Ethan Allen Takes Fort Ticonderoga: http://www.historynet.com/the-first-american-victory-ethan-allen-takes-fort-ticonderoga.htm
Lake Champlain Maritime Museum: Revolutionary War,
Bascom, Robert and James Holden “The Ticonderoga Expedition of 1775” Proceedings of the New York State Historical Association, Vol. 9 (1910), pp. 303-389: http://www.jstor.org/stable/42889435
(from archive.org unless noted)
Allen, Ethan A Narrative of Colonel Ethan Allen's Captivity, Burlington: H. Johnson & Co, 1838 (First written in 1779).
Arnold, Benedict Benedict Arnold's regimental memorandum book, Philadelphia: Collins 1884.
Bascom, Robert O. The Ticonderoga expedition of 1775; list of men with Ethan Allen, 1910
Chipman, Daniel Memoir of Seth Warner, Middlebury: L.W. Clark, 1848 (Also in this same volume is The Life of Ethan Allen by Jared Sparks).
Gilchrist, Helen Ives Fort Ticonderoga in history, Fort Ticonderoga Museum, 1920(?).
Hall, Hiland The capture of Ticonderoga, in 1775: a paper read before the Vermont Historical Society, Montpelier: Poland’s Steam Printing, 1869.
Hill, George C. Benedict Arnold: A Biography, Boston: E.O. Libby & Co. 1858.

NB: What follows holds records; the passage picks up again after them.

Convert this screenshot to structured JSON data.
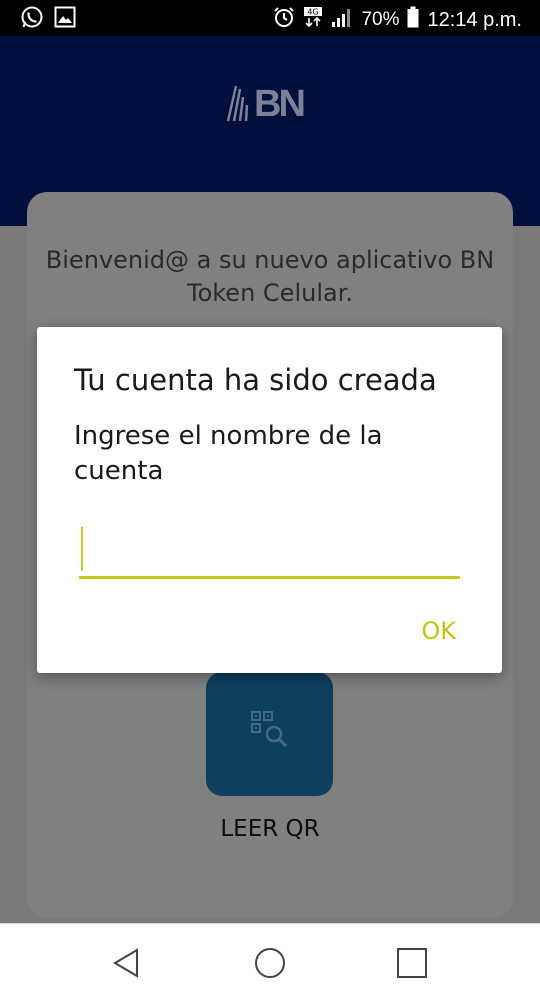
{
  "status_bar": {
    "battery": "70%",
    "time": "12:14 p.m.",
    "network": "4G",
    "icons": [
      "whatsapp-icon",
      "gallery-icon",
      "alarm-icon",
      "network-icon",
      "signal-icon",
      "battery-icon"
    ]
  },
  "header": {
    "logo_text": "BN",
    "background": "#000f3b"
  },
  "page": {
    "welcome_text": "Bienvenid@ a su nuevo aplicativo BN Token Celular.",
    "qr_button_label": "LEER QR"
  },
  "dialog": {
    "title": "Tu cuenta ha sido creada",
    "message": "Ingrese el nombre de la cuenta",
    "input_value": "",
    "ok_label": "OK",
    "accent_color": "#c8c81a"
  },
  "nav_bar": {
    "icons": [
      "back-icon",
      "home-icon",
      "recents-icon"
    ]
  }
}
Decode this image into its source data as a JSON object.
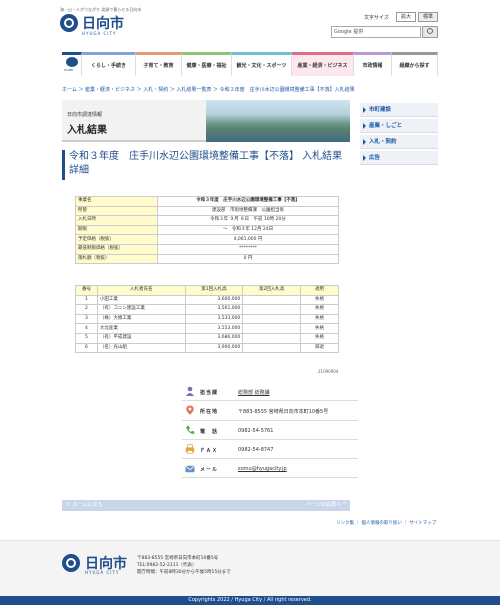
{
  "header": {
    "catchphrase": "海・山・人がつながり 笑顔で暮らせる日向市",
    "brand": "日向市",
    "brand_en": "HYUGA CITY",
    "font_size_label": "文字サイズ",
    "font_size_large": "拡大",
    "font_size_standard": "標準",
    "search_text": "Google 提供"
  },
  "nav": {
    "home_label": "HOME",
    "items": [
      {
        "label": "くらし・手続き",
        "color": "#7aa7d8"
      },
      {
        "label": "子育て・教育",
        "color": "#e89a6a"
      },
      {
        "label": "健康・医療・福祉",
        "color": "#8cc57a"
      },
      {
        "label": "観光・文化・スポーツ",
        "color": "#6cc3c9"
      },
      {
        "label": "産業・経済・ビジネス",
        "color": "#e06a8c"
      },
      {
        "label": "市政情報",
        "color": "#b99ad8"
      },
      {
        "label": "組織から探す",
        "color": "#999999"
      }
    ]
  },
  "breadcrumb": "ホーム ＞ 産業・経済・ビジネス ＞ 入札・契約 ＞ 入札結果一覧表 ＞ 令和３年度　庄手川水辺公園環境整備工事【不落】入札結果",
  "banner": {
    "subtitle": "日向市調達情報",
    "title": "入札結果"
  },
  "page_title": "令和３年度　庄手川水辺公園環境整備工事【不落】 入札結果 詳細",
  "side_menu": [
    "市町建設",
    "産業・しごと",
    "入札・契約",
    "広告"
  ],
  "info_table": [
    {
      "label": "事業名",
      "value": "令和３年度　庄手川水辺公園環境整備工事【不落】"
    },
    {
      "label": "所管",
      "value": "建設部　市街地整備課　公園担当係"
    },
    {
      "label": "入札日時",
      "value": "令和３年 ９月 ８日　午前 10時 20分"
    },
    {
      "label": "期限",
      "value": "〜　令和３年 12月 24日"
    },
    {
      "label": "予定価格（税抜）",
      "value": "4,061,000 円"
    },
    {
      "label": "最低制限価格（税抜）",
      "value": "********"
    },
    {
      "label": "落札額（税抜）",
      "value": "0 円"
    }
  ],
  "bid_table": {
    "headers": [
      "番号",
      "入札者氏名",
      "第1回入札高",
      "第2回入札高",
      "適用"
    ],
    "rows": [
      [
        "1",
        "小田工業",
        "3,600,000",
        "",
        "失格"
      ],
      [
        "2",
        "（有）コニシ建設工業",
        "3,561,000",
        "",
        "失格"
      ],
      [
        "3",
        "（株）大樹工業",
        "3,533,000",
        "",
        "失格"
      ],
      [
        "4",
        "大北産業",
        "3,553,000",
        "",
        "失格"
      ],
      [
        "5",
        "（有）平成建設",
        "3,686,000",
        "",
        "失格"
      ],
      [
        "6",
        "（名）光山組",
        "3,900,000",
        "",
        "辞退"
      ]
    ]
  },
  "code_note": "21090904",
  "contact": {
    "dept_label": "担当課",
    "dept_value": "総務部 総務課",
    "address_label": "所在地",
    "address_value": "〒883-8555 宮崎県日向市本町10番5号",
    "tel_label": "電　話",
    "tel_value": "0982-54-5761",
    "fax_label": "ＦＡＸ",
    "fax_value": "0982-54-8747",
    "mail_label": "メール",
    "mail_value": "somu@hyugacity.jp"
  },
  "bottom": {
    "back_home": "＜ ホームに戻る",
    "page_top": "ページの先頭へ ^",
    "links": "リンク集 ｜ 個人情報の取り扱い ｜ サイトマップ"
  },
  "footer": {
    "brand": "日向市",
    "brand_en": "HYUGA CITY",
    "address": "〒883-8555 宮崎県日向市本町10番5号",
    "tel": "TEL:0982-52-2111（代表）",
    "hours": "開庁時間：午前8時30分から午後5時15分まで",
    "copyright": "Copyrights 2022 / Hyuga City / All right reserved."
  }
}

Lincoln, William (ed) The journals of each Provincial congress of Massachusetts in 1774 and 1775, and of the Committee of safety, with an appendix, containing the proceedings of the county conventions-narratives of the events of the nineteenth of April, 1775-papers relating to Ticonderoga and Crown Point, and other documents, illustrative of the early history of the American revolution, Boston: Dutton and Wentworth, 1838.
Mott, Edward Papers relating to the expedition to Ticonderoga, April and May, 1775, 1860.
Trumbull, J. Hammond The origin of the expedition against Ticonderoga, in 1775: a paper read before the Connecticut Historical Society, Hartford: Reprint from Hartford Courant, 1869.
Books Worth Buying
(links to Amazon.com unless otherwise noted)
Beck, Derek, Igniting the American Revolution 1773-1775, Naperville, Ill: Sourcebooks, 2015.
Borneman, Walter American Spring: Lexington, Concord, and the Road to Revolution, New York: Little, Brown & Co. 2014.
Hatch, Robert Thrust for Canada, New York: Houghton Mifflin, 1979.
Martin, James Benedict Arnold: Revolutionary Hero, New York: NYU Press, 1997.
Phillips, Kevin 1775: A Good Year for Revolution, New York: Penguin Books, 2012.
Randall, Willard Benedict Arnold: Patriot and Traitor, New York: William Morrow & Co., 1990 (book recommendation of the week).
Randall, Willard Ethan Allen: His Life and Times, New York: W.W. Norton & Co., 1992 (book recommendation of the week).
Smith, Page A New Age Now Begins, Vol. 1, New York: McGraw-Hill 1976.